▸ What is needed
Quote the records beneath, complete and exact. Leave out images.

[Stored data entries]
<<<<
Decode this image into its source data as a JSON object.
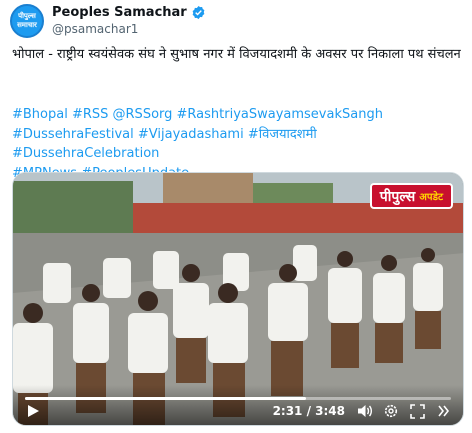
{
  "account": {
    "display_name": "Peoples Samachar",
    "handle": "@psamachar1",
    "avatar_line1": "पीपुल्स",
    "avatar_line2": "समाचार",
    "verified_icon": "verified-badge-icon"
  },
  "tweet": {
    "text": "भोपाल - राष्ट्रीय स्वयंसेवक संघ ने सुभाष नगर में विजयादशमी के अवसर पर निकाला पथ संचलन",
    "hashtags_line1": "#Bhopal #RSS @RSSorg #RashtriyaSwayamsevakSangh",
    "hashtags_line2": "#DussehraFestival #Vijayadashami #विजयादशमी #DussehraCelebration",
    "hashtags_line3": "#MPNews #PeoplesUpdate"
  },
  "video": {
    "channel_brand": "पीपुल्स",
    "channel_tag": "अपडेट",
    "time": "2:31 / 3:48",
    "progress": 0.66,
    "controls": [
      "play-icon",
      "speaker-icon",
      "settings-icon",
      "fullscreen-icon",
      "more-icon"
    ]
  },
  "colors": {
    "link": "#1d9bf0",
    "text": "#0f1419",
    "secondary": "#536471",
    "brand_red": "#c8102e"
  }
}
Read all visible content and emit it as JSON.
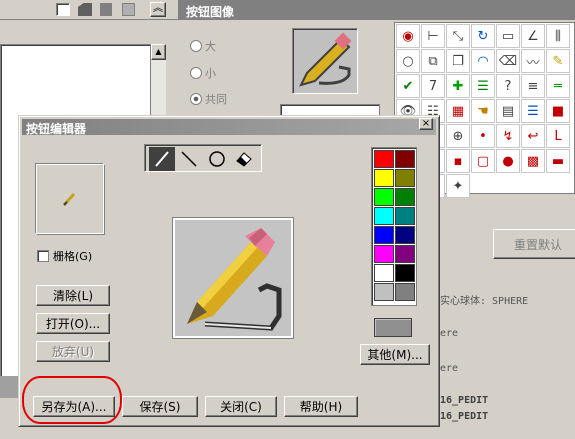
{
  "background": {
    "window_title": "按钮图像",
    "size_options": [
      "大",
      "小",
      "共同"
    ],
    "reset_label": "重置默认",
    "code_lines": [
      "实心球体:  SPHERE",
      "ere",
      "ere",
      "16_PEDIT",
      "16_PEDIT"
    ],
    "icons": [
      "target-icon",
      "dimension-icon",
      "diagonal-icon",
      "rotate-icon",
      "rect-icon",
      "angle-icon",
      "tri-bars-icon",
      "circle-icon",
      "mirror-icon",
      "copy-icon",
      "arc-icon",
      "eraser-icon",
      "wave-icon",
      "edit-icon",
      "check-icon",
      "seven-icon",
      "plus-icon",
      "list-icon",
      "help-icon",
      "lines-icon",
      "h-bars-icon",
      "eye-icon",
      "stack-icon",
      "block-icon",
      "pan-icon",
      "calc-icon",
      "list-bars-icon",
      "red-square-icon",
      "smile-icon",
      "pin-icon",
      "zoom-icon",
      "dot-icon",
      "zigzag-icon",
      "hook-icon",
      "L-icon",
      "corner-icon",
      "box-icon",
      "mini-red-icon",
      "red-frame-icon",
      "red-dot-icon",
      "hatch-icon",
      "dash-icon",
      "minus-icon",
      "square-icon",
      "glyph-icon"
    ]
  },
  "dialog": {
    "title": "按钮编辑器",
    "close_label": "×",
    "grid_label": "栅格(G)",
    "buttons": {
      "clear": "清除(L)",
      "open": "打开(O)...",
      "undo": "放弃(U)",
      "other": "其他(M)...",
      "save_as": "另存为(A)...",
      "save": "保存(S)",
      "close": "关闭(C)",
      "help": "帮助(H)"
    },
    "tools": [
      "pencil-tool-icon",
      "line-tool-icon",
      "circle-tool-icon",
      "eraser-tool-icon"
    ],
    "palette": [
      "#ff0000",
      "#800000",
      "#ffff00",
      "#808000",
      "#00ff00",
      "#008000",
      "#00ffff",
      "#008080",
      "#0000ff",
      "#000080",
      "#ff00ff",
      "#800080",
      "#ffffff",
      "#000000",
      "#c0c0c0",
      "#808080"
    ],
    "current_color": "#909090"
  },
  "annotation_color": "#e00000"
}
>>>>
▸ Exercise response
Decode this image into its source data as a JSON object.
{
  "account": {
    "display_name": "Peoples Samachar",
    "handle": "@psamachar1",
    "avatar_line1": "पीपुल्स",
    "avatar_line2": "समाचार",
    "verified_icon": "verified-badge-icon"
  },
  "tweet": {
    "text": "भोपाल - राष्ट्रीय स्वयंसेवक संघ ने सुभाष नगर में विजयादशमी के अवसर पर निकाला पथ संचलन",
    "hashtags_line1": "#Bhopal #RSS @RSSorg #RashtriyaSwayamsevakSangh",
    "hashtags_line2": "#DussehraFestival #Vijayadashami #विजयादशमी #DussehraCelebration",
    "hashtags_line3": "#MPNews #PeoplesUpdate"
  },
  "video": {
    "channel_brand": "पीपुल्स",
    "channel_tag": "अपडेट",
    "time": "2:31 / 3:48",
    "progress": 0.66,
    "controls": [
      "play-icon",
      "speaker-icon",
      "settings-icon",
      "fullscreen-icon",
      "more-icon"
    ]
  },
  "colors": {
    "link": "#1d9bf0",
    "text": "#0f1419",
    "secondary": "#536471",
    "brand_red": "#c8102e"
  }
}
Read all visible content and emit it as JSON.
{
  "background": {
    "window_title": "按钮图像",
    "size_options": [
      "大",
      "小",
      "共同"
    ],
    "reset_label": "重置默认",
    "code_lines": [
      "实心球体:  SPHERE",
      "ere",
      "ere",
      "16_PEDIT",
      "16_PEDIT"
    ],
    "icons": [
      "target-icon",
      "dimension-icon",
      "diagonal-icon",
      "rotate-icon",
      "rect-icon",
      "angle-icon",
      "tri-bars-icon",
      "circle-icon",
      "mirror-icon",
      "copy-icon",
      "arc-icon",
      "eraser-icon",
      "wave-icon",
      "edit-icon",
      "check-icon",
      "seven-icon",
      "plus-icon",
      "list-icon",
      "help-icon",
      "lines-icon",
      "h-bars-icon",
      "eye-icon",
      "stack-icon",
      "block-icon",
      "pan-icon",
      "calc-icon",
      "list-bars-icon",
      "red-square-icon",
      "smile-icon",
      "pin-icon",
      "zoom-icon",
      "dot-icon",
      "zigzag-icon",
      "hook-icon",
      "L-icon",
      "corner-icon",
      "box-icon",
      "mini-red-icon",
      "red-frame-icon",
      "red-dot-icon",
      "hatch-icon",
      "dash-icon",
      "minus-icon",
      "square-icon",
      "glyph-icon"
    ]
  },
  "dialog": {
    "title": "按钮编辑器",
    "close_label": "×",
    "grid_label": "栅格(G)",
    "buttons": {
      "clear": "清除(L)",
      "open": "打开(O)...",
      "undo": "放弃(U)",
      "other": "其他(M)...",
      "save_as": "另存为(A)...",
      "save": "保存(S)",
      "close": "关闭(C)",
      "help": "帮助(H)"
    },
    "tools": [
      "pencil-tool-icon",
      "line-tool-icon",
      "circle-tool-icon",
      "eraser-tool-icon"
    ],
    "palette": [
      "#ff0000",
      "#800000",
      "#ffff00",
      "#808000",
      "#00ff00",
      "#008000",
      "#00ffff",
      "#008080",
      "#0000ff",
      "#000080",
      "#ff00ff",
      "#800080",
      "#ffffff",
      "#000000",
      "#c0c0c0",
      "#808080"
    ],
    "current_color": "#909090"
  },
  "annotation_color": "#e00000"
}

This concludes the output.